To do> Set down every entry again, exactly as it appears.

Listed records>
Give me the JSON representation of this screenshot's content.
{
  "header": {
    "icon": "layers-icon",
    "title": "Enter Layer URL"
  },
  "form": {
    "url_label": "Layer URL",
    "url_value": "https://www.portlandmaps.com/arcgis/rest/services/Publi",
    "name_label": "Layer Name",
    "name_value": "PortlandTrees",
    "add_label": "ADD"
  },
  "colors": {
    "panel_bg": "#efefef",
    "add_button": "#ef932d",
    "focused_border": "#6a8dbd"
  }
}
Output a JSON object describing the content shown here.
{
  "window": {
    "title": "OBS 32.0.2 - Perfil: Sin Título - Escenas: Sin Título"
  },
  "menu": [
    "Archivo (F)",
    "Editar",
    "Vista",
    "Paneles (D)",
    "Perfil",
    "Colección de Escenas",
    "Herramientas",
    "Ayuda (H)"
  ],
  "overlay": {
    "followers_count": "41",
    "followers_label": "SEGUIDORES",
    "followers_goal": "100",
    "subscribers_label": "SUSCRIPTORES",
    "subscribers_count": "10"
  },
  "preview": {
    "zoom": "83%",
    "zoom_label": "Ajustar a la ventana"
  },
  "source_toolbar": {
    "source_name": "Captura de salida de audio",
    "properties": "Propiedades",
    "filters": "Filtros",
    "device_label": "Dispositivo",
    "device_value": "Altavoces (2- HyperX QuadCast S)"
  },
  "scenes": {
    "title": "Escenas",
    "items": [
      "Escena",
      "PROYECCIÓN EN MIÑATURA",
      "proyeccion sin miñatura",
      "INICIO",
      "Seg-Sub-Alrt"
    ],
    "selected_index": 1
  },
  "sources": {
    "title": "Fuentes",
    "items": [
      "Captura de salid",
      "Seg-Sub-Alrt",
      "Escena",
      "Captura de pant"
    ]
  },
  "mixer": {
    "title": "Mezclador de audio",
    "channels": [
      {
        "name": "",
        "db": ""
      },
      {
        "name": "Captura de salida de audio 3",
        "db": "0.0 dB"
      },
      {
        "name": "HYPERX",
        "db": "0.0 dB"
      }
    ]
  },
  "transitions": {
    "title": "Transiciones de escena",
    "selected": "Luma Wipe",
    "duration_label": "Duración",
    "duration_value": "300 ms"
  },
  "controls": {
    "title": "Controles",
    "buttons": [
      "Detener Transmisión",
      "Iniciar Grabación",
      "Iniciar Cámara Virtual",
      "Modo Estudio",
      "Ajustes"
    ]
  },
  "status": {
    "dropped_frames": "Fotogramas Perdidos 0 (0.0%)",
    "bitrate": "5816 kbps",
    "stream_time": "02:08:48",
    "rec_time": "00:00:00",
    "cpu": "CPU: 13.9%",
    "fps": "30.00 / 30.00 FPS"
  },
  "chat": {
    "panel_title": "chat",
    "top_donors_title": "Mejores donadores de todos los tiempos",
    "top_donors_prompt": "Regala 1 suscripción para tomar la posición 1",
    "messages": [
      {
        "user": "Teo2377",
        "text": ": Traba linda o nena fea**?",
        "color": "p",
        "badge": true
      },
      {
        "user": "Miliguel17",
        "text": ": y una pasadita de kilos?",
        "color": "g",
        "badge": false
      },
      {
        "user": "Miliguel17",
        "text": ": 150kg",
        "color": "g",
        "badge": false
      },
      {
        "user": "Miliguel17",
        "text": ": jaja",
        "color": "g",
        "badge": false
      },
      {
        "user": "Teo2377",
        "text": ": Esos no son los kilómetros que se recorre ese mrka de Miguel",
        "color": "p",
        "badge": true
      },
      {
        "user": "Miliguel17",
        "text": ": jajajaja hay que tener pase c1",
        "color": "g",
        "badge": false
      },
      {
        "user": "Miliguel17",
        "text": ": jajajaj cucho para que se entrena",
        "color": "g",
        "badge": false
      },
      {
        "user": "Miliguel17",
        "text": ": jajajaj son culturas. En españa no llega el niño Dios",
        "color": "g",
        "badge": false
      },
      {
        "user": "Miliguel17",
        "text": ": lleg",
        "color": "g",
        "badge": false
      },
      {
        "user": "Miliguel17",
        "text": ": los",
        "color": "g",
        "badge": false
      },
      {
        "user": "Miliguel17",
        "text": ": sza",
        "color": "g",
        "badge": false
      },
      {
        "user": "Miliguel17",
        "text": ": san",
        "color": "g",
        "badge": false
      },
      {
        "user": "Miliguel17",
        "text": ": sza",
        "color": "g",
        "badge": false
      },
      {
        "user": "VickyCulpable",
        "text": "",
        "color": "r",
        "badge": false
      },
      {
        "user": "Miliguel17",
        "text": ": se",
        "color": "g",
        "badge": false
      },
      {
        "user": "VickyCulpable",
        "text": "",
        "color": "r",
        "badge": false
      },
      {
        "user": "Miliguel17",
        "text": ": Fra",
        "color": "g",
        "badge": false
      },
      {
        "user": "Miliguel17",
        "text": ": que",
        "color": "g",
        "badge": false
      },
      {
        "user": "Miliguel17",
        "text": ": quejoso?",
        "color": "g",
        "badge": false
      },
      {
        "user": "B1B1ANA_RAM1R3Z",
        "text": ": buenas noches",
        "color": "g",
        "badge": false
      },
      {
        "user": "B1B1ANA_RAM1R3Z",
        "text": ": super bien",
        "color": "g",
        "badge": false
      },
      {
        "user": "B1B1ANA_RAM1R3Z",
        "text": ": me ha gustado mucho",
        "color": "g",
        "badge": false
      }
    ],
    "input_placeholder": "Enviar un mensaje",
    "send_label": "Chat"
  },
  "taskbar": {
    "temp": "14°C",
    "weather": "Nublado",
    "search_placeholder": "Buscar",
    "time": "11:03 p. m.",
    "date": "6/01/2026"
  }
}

Answer to this exercise>
Give me the JSON representation of this screenshot's content.
{
  "header": {
    "icon": "layers-icon",
    "title": "Enter Layer URL"
  },
  "form": {
    "url_label": "Layer URL",
    "url_value": "https://www.portlandmaps.com/arcgis/rest/services/Publi",
    "name_label": "Layer Name",
    "name_value": "PortlandTrees",
    "add_label": "ADD"
  },
  "colors": {
    "panel_bg": "#efefef",
    "add_button": "#ef932d",
    "focused_border": "#6a8dbd"
  }
}
Output a JSON object describing the content shown here.
{
  "window": {
    "title": "OBS 32.0.2 - Perfil: Sin Título - Escenas: Sin Título"
  },
  "menu": [
    "Archivo (F)",
    "Editar",
    "Vista",
    "Paneles (D)",
    "Perfil",
    "Colección de Escenas",
    "Herramientas",
    "Ayuda (H)"
  ],
  "overlay": {
    "followers_count": "41",
    "followers_label": "SEGUIDORES",
    "followers_goal": "100",
    "subscribers_label": "SUSCRIPTORES",
    "subscribers_count": "10"
  },
  "preview": {
    "zoom": "83%",
    "zoom_label": "Ajustar a la ventana"
  },
  "source_toolbar": {
    "source_name": "Captura de salida de audio",
    "properties": "Propiedades",
    "filters": "Filtros",
    "device_label": "Dispositivo",
    "device_value": "Altavoces (2- HyperX QuadCast S)"
  },
  "scenes": {
    "title": "Escenas",
    "items": [
      "Escena",
      "PROYECCIÓN EN MIÑATURA",
      "proyeccion sin miñatura",
      "INICIO",
      "Seg-Sub-Alrt"
    ],
    "selected_index": 1
  },
  "sources": {
    "title": "Fuentes",
    "items": [
      "Captura de salid",
      "Seg-Sub-Alrt",
      "Escena",
      "Captura de pant"
    ]
  },
  "mixer": {
    "title": "Mezclador de audio",
    "channels": [
      {
        "name": "",
        "db": ""
      },
      {
        "name": "Captura de salida de audio 3",
        "db": "0.0 dB"
      },
      {
        "name": "HYPERX",
        "db": "0.0 dB"
      }
    ]
  },
  "transitions": {
    "title": "Transiciones de escena",
    "selected": "Luma Wipe",
    "duration_label": "Duración",
    "duration_value": "300 ms"
  },
  "controls": {
    "title": "Controles",
    "buttons": [
      "Detener Transmisión",
      "Iniciar Grabación",
      "Iniciar Cámara Virtual",
      "Modo Estudio",
      "Ajustes"
    ]
  },
  "status": {
    "dropped_frames": "Fotogramas Perdidos 0 (0.0%)",
    "bitrate": "5816 kbps",
    "stream_time": "02:08:48",
    "rec_time": "00:00:00",
    "cpu": "CPU: 13.9%",
    "fps": "30.00 / 30.00 FPS"
  },
  "chat": {
    "panel_title": "chat",
    "top_donors_title": "Mejores donadores de todos los tiempos",
    "top_donors_prompt": "Regala 1 suscripción para tomar la posición 1",
    "messages": [
      {
        "user": "Teo2377",
        "text": ": Traba linda o nena fea**?",
        "color": "p",
        "badge": true
      },
      {
        "user": "Miliguel17",
        "text": ": y una pasadita de kilos?",
        "color": "g",
        "badge": false
      },
      {
        "user": "Miliguel17",
        "text": ": 150kg",
        "color": "g",
        "badge": false
      },
      {
        "user": "Miliguel17",
        "text": ": jaja",
        "color": "g",
        "badge": false
      },
      {
        "user": "Teo2377",
        "text": ": Esos no son los kilómetros que se recorre ese mrka de Miguel",
        "color": "p",
        "badge": true
      },
      {
        "user": "Miliguel17",
        "text": ": jajajaja hay que tener pase c1",
        "color": "g",
        "badge": false
      },
      {
        "user": "Miliguel17",
        "text": ": jajajaj cucho para que se entrena",
        "color": "g",
        "badge": false
      },
      {
        "user": "Miliguel17",
        "text": ": jajajaj son culturas. En españa no llega el niño Dios",
        "color": "g",
        "badge": false
      },
      {
        "user": "Miliguel17",
        "text": ": lleg",
        "color": "g",
        "badge": false
      },
      {
        "user": "Miliguel17",
        "text": ": los",
        "color": "g",
        "badge": false
      },
      {
        "user": "Miliguel17",
        "text": ": sza",
        "color": "g",
        "badge": false
      },
      {
        "user": "Miliguel17",
        "text": ": san",
        "color": "g",
        "badge": false
      },
      {
        "user": "Miliguel17",
        "text": ": sza",
        "color": "g",
        "badge": false
      },
      {
        "user": "VickyCulpable",
        "text": "",
        "color": "r",
        "badge": false
      },
      {
        "user": "Miliguel17",
        "text": ": se",
        "color": "g",
        "badge": false
      },
      {
        "user": "VickyCulpable",
        "text": "",
        "color": "r",
        "badge": false
      },
      {
        "user": "Miliguel17",
        "text": ": Fra",
        "color": "g",
        "badge": false
      },
      {
        "user": "Miliguel17",
        "text": ": que",
        "color": "g",
        "badge": false
      },
      {
        "user": "Miliguel17",
        "text": ": quejoso?",
        "color": "g",
        "badge": false
      },
      {
        "user": "B1B1ANA_RAM1R3Z",
        "text": ": buenas noches",
        "color": "g",
        "badge": false
      },
      {
        "user": "B1B1ANA_RAM1R3Z",
        "text": ": super bien",
        "color": "g",
        "badge": false
      },
      {
        "user": "B1B1ANA_RAM1R3Z",
        "text": ": me ha gustado mucho",
        "color": "g",
        "badge": false
      }
    ],
    "input_placeholder": "Enviar un mensaje",
    "send_label": "Chat"
  },
  "taskbar": {
    "temp": "14°C",
    "weather": "Nublado",
    "search_placeholder": "Buscar",
    "time": "11:03 p. m.",
    "date": "6/01/2026"
  }
}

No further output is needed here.